TO DO. Copy each line of the records below that mentions the word "value".

--- INPUT MATERIAL Enclosed Below ---

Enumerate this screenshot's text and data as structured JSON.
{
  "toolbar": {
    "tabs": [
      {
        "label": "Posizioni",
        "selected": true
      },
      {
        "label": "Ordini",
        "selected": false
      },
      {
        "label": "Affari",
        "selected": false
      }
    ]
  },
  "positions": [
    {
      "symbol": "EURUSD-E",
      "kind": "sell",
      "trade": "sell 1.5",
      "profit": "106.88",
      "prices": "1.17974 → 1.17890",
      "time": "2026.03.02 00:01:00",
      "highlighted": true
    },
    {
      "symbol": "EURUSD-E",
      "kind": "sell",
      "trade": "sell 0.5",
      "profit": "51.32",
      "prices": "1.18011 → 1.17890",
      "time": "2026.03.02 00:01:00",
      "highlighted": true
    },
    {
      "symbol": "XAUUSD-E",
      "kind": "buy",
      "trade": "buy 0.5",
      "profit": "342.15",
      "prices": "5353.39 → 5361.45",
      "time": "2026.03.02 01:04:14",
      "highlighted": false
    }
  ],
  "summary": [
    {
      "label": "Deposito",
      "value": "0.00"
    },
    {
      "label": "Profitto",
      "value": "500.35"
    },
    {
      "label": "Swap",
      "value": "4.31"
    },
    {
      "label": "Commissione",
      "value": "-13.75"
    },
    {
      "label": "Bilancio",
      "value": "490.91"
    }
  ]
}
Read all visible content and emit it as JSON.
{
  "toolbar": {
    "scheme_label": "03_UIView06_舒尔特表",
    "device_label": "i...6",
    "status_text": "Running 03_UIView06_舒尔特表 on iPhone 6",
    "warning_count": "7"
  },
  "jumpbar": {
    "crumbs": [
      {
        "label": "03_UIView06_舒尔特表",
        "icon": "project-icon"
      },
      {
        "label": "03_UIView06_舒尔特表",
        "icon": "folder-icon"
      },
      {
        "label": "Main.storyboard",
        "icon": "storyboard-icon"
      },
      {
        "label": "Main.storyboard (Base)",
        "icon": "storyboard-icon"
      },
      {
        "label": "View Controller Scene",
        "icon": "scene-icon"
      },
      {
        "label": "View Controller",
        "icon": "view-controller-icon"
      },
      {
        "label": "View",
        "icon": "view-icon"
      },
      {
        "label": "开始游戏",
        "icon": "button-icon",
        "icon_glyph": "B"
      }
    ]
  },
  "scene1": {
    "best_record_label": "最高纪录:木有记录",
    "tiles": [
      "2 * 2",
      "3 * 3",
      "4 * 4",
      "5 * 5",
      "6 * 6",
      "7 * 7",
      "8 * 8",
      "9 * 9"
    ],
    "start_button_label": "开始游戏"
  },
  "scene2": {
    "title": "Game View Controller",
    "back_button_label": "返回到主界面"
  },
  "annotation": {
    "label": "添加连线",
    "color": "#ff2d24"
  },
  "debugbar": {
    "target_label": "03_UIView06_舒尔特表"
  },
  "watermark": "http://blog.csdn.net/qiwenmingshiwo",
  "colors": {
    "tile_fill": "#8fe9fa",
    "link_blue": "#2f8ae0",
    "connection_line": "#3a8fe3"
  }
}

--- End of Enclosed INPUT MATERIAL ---

EXPECTED ANSWER.
      "value": "0.00"
      "value": "500.35"
      "value": "4.31"
      "value": "-13.75"
      "value": "490.91"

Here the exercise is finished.